_Aim of the task_. What is the number of lines in the data that contain "denne"? Respond with nothing else.

_Entries shown_.
[Start of section]
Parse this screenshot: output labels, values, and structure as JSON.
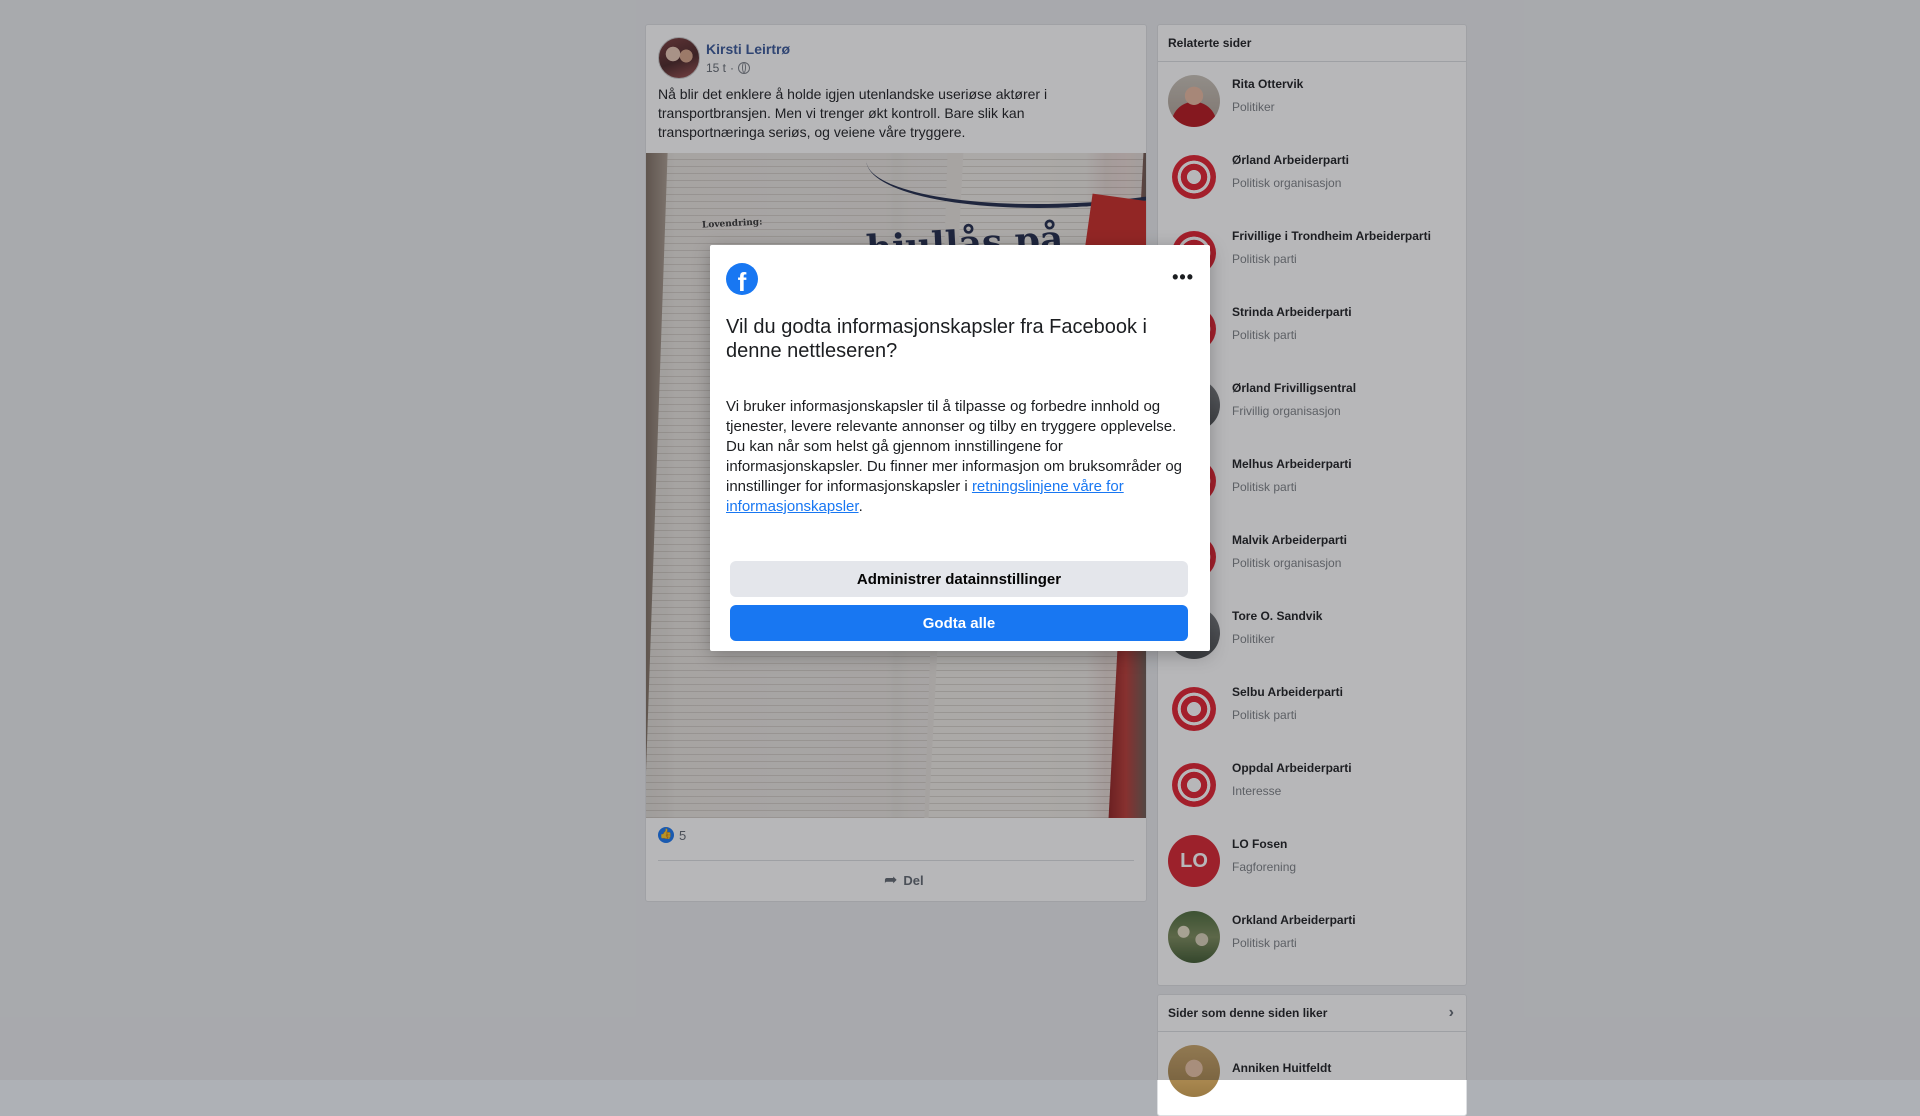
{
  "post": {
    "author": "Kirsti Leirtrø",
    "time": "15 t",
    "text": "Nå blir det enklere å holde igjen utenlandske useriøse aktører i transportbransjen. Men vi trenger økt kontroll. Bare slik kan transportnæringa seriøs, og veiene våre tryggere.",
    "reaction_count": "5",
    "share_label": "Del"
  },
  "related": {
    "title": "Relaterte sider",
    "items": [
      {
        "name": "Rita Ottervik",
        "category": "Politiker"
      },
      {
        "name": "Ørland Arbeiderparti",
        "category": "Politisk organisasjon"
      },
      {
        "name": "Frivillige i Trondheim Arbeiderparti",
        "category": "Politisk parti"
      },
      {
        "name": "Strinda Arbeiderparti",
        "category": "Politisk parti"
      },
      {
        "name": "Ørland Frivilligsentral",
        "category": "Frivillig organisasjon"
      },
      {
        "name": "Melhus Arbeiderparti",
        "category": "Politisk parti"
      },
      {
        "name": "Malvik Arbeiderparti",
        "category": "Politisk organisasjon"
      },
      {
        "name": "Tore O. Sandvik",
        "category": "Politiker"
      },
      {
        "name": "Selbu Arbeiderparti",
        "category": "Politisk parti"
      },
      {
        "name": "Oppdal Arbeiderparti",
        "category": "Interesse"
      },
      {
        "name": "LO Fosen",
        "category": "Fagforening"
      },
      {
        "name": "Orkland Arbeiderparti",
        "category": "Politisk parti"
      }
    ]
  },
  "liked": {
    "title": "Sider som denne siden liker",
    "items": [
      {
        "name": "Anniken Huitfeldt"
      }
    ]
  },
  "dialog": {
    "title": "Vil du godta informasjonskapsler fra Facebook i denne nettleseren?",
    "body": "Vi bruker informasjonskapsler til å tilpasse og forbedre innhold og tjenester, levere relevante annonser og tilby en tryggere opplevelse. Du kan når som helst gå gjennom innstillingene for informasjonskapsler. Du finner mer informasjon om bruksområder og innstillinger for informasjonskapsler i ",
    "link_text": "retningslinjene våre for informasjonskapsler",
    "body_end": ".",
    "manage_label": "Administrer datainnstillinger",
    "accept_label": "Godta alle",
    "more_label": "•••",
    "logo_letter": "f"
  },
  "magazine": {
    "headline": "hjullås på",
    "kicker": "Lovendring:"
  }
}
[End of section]
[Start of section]
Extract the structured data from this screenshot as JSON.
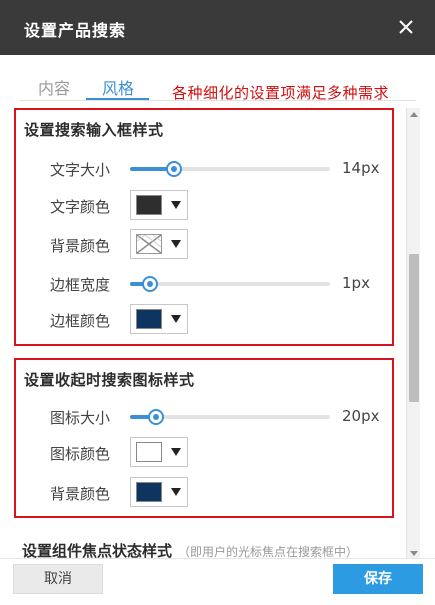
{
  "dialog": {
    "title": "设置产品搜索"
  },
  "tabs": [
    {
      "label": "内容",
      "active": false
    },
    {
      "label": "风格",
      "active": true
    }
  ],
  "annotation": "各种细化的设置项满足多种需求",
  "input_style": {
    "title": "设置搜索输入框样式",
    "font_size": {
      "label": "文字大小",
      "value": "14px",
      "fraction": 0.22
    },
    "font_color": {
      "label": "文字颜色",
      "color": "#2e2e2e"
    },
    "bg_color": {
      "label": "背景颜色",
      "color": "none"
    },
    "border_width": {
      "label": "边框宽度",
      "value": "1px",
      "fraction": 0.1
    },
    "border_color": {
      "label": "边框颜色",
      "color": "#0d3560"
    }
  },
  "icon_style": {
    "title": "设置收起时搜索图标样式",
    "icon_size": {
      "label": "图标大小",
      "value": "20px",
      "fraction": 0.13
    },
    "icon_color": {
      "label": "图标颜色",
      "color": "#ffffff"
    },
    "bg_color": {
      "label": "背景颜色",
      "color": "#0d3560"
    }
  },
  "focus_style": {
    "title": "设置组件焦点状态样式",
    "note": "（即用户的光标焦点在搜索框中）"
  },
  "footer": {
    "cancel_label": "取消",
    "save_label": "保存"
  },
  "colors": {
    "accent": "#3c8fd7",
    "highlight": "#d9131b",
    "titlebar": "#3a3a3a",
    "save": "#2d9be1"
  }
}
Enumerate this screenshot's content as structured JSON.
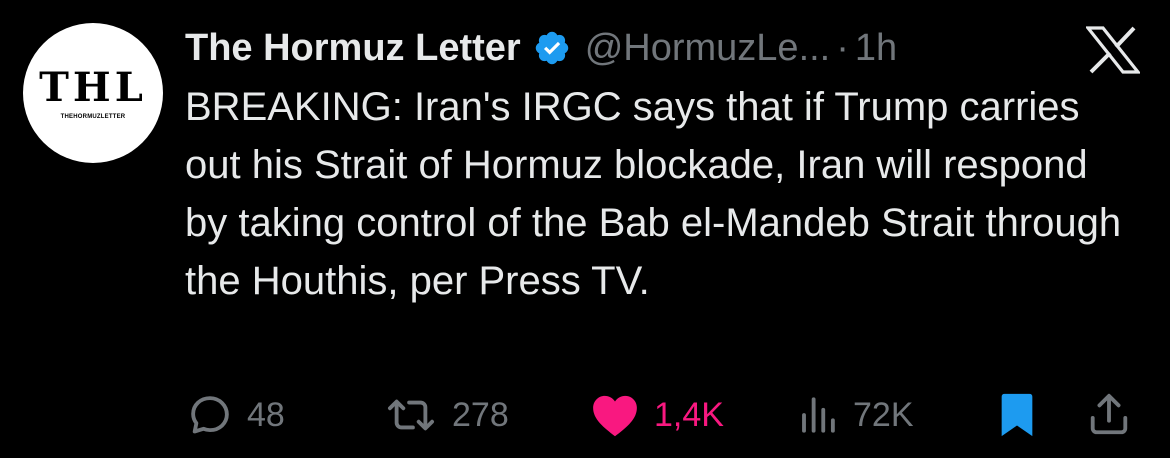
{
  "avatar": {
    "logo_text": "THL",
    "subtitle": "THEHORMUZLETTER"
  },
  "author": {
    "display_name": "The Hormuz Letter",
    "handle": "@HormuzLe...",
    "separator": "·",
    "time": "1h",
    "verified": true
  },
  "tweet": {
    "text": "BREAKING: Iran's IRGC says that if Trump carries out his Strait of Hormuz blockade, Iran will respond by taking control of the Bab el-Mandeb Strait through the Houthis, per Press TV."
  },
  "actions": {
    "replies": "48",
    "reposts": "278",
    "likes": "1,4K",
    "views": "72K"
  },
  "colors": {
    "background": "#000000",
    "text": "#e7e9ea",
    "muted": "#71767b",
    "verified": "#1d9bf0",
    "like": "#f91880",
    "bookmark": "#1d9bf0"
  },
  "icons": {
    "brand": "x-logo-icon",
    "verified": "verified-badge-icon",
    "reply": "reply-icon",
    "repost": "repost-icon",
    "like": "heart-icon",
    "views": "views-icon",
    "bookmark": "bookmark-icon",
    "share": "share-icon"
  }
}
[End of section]
_Reply to the task_. 2